Silencing the stigma
Published 2:58 pm Saturday, December 8, 2018
by Kenya Smith
Saturday, Dec. 1 was World AIDS Day when people come together to raise awareness about HIV/AIDS and to remember those who have died of it. AIDS, short for Acquired Immune Deficiency Syndrome, is caused by HIV (Human Immunodeficiency Virus,) which attacks the CD4 cells (T-cells.) These cells help the immune system by fighting off infections. If left untreated, HIV reduces the number of these cells, exposing the person to other infections. As a result, AIDS develops.
AIDS began to make headlines in the early 1980s, when five healthy young gay men became seriously ill. Since little was known about AIDS, people took extra measures to prevent infection. Sadly, some of those measures went too far due to the growing stigma. Even though there were rare cases of the disease found among drug users, female workers and Haitians, the CDC quickly associated AIDS with gay men and dubbed it “the gay disease.”
This connection lead to some people believing that AIDS was God’s way of punishing or cursing people who were LGBT. One famous example was when the late Rev. Jerry Falwell stated that “AIDS is God’s revenge for the sin of homosexuality” and suggested that those who had the disease should be quarantined. As the stigma grew stronger and thousands of more people succumbed to AIDS, discrimination against people with AIDS began to rise. Even youth with AIDS were targets of ridicule.

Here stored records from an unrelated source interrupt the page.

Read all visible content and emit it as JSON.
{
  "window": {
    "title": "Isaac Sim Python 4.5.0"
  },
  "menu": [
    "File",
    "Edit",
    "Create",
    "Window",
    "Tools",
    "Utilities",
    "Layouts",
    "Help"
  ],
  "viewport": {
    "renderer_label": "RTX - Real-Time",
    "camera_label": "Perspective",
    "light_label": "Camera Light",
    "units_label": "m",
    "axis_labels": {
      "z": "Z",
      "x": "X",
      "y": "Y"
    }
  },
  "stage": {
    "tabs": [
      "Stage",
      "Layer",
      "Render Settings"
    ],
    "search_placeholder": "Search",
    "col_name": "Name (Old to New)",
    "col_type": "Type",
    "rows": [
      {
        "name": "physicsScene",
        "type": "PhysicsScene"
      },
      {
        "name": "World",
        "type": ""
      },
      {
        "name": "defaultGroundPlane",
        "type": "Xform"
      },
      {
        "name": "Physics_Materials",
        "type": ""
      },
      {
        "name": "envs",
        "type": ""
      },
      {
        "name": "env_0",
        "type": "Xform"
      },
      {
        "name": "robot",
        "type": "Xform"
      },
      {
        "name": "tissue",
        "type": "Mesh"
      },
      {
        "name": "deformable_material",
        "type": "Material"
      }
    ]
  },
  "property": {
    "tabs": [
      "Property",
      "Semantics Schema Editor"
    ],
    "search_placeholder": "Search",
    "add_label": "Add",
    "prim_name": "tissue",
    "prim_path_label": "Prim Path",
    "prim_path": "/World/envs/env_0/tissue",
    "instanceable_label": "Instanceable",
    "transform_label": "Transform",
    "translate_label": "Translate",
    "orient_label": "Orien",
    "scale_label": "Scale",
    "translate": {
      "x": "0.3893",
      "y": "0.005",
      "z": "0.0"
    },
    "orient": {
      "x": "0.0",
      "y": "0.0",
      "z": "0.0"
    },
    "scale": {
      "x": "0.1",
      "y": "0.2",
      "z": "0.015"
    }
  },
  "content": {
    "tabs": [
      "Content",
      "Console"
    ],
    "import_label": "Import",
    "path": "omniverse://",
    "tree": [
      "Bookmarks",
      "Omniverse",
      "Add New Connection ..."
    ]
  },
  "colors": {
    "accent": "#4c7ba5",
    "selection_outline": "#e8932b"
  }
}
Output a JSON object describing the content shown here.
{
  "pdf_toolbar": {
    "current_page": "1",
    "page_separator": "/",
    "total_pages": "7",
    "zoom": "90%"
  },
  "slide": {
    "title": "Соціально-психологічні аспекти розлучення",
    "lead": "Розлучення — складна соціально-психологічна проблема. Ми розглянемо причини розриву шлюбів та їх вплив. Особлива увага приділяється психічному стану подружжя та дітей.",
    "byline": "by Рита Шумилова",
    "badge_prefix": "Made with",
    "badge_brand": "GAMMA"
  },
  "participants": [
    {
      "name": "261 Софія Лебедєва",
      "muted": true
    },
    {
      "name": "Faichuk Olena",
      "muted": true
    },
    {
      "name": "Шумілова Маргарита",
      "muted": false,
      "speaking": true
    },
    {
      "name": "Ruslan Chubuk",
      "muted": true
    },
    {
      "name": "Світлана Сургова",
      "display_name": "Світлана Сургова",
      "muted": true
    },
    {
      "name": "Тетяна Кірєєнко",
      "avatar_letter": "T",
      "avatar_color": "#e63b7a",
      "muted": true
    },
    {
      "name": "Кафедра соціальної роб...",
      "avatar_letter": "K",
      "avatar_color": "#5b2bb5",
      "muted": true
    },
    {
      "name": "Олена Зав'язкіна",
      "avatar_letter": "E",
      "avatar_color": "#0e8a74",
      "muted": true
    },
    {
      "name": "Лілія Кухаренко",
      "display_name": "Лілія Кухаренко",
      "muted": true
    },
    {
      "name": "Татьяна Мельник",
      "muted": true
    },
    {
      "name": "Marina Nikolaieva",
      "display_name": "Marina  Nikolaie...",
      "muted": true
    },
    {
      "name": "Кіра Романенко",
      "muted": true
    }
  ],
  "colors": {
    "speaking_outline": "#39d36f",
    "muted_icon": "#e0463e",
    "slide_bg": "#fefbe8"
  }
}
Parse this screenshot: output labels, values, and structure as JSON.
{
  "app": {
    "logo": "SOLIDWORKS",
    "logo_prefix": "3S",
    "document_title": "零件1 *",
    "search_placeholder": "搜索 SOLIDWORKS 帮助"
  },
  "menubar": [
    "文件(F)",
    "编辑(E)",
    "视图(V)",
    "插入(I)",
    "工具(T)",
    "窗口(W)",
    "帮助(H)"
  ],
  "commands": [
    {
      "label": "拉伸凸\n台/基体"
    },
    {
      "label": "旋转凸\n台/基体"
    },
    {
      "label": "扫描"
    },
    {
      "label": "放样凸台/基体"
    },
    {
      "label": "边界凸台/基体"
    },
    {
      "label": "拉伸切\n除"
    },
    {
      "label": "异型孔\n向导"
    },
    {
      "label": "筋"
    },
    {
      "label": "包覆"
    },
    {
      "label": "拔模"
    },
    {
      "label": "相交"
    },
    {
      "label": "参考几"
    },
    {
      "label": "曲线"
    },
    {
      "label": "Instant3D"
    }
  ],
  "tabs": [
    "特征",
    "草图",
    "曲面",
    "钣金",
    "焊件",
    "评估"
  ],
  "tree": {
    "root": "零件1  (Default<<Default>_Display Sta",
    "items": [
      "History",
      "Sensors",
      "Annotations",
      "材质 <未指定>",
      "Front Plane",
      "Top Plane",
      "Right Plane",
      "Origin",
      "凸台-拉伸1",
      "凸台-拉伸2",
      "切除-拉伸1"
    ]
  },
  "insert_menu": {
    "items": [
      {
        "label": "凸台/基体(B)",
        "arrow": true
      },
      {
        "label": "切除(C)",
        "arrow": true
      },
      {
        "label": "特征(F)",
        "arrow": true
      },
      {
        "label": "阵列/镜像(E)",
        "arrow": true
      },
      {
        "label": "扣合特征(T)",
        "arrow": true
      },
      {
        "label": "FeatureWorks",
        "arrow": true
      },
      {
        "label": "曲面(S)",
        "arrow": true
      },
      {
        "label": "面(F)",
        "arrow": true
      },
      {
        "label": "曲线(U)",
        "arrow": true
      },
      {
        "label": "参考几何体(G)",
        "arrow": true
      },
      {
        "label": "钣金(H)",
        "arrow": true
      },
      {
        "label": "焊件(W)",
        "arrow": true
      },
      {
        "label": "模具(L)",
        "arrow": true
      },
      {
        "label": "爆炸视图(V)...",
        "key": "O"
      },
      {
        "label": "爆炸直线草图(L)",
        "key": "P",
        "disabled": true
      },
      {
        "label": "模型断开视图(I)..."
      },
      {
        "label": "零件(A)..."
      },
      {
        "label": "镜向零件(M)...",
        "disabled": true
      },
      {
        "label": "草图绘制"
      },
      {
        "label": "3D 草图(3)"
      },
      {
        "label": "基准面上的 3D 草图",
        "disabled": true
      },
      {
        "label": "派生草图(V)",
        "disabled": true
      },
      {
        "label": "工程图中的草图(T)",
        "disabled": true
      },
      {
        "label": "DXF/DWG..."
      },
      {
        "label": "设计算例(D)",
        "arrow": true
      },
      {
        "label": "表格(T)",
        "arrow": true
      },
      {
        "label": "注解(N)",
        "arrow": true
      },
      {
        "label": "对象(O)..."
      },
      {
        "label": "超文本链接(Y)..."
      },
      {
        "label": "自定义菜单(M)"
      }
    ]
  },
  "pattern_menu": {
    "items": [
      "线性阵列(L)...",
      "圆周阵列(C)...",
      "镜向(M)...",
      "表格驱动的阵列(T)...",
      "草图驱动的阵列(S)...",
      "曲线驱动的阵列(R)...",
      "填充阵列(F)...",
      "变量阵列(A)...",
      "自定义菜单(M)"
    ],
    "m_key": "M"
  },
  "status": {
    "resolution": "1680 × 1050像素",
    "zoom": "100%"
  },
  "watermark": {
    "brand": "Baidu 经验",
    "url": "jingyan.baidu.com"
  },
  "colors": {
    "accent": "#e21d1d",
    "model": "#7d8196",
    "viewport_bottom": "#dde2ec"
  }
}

Thirteen-year-old Ryan White was diagnosed with AIDS in 1985 after he was given a blood transfusion to treat hemophilia, which is a condition in which the blood does not clot normally. He became a champion for AIDS awareness after being expelled from middle school in Kokomo, Indiana. After battling the school system, Ryan was allowed back to school in 1986, but people still labeled him as a health risk despite recent information proving that people could not contract AIDS through any casual contact. As a result, people avoided shaking hands with Ryan and his family, vandals trashed their yard with garbage and someone even shot a bullet through the window of their home. To escape public ridicule, the White family moved to Cicero in 1987 where the community was more welcoming. At this point, Ryan was entering high school, and the principal at his new school made sure that the students knew about AIDS, and the students carried what they learned about AIDS to their parents. Ryan was even invited to school dances and got a job. He fought hard to debunk the idea that AIDS was a curse or punishment and demanded that blood donations should be tested for HIV/AIDS. Although Ryan died on April 8, 1990, a month before his high school graduation, he lived life to the fullest, and his legacy still lives on. Four months after Ryan’s death, President George H.W. Bush signed The Ryan White CARE Act, a bi-partisan policy which guarantees improved availability of care for low-income, uninsured, and under-insured AIDS victims and their families.
Regardless of race, age, religion, gender, sexual orientation, or socioeconomic status, AIDS has no favorite group of people. Therefore, never look down on people with AIDS, and never say, “It won’t happen to me.” If you are diagnosed with HIV/AIDS, just understand that your condition is not your conclusion nor a death sentence. Don’t be afraid to get some professional help since there are treatments and resources that can help you live a long life. To learn more about HIV/AIDS, please visit www.cdc.gov and www.who.int.
Kenya Smith is an intern at The Tidewater News. Contact her at 562-3187 or email firstname.lastname@example.org.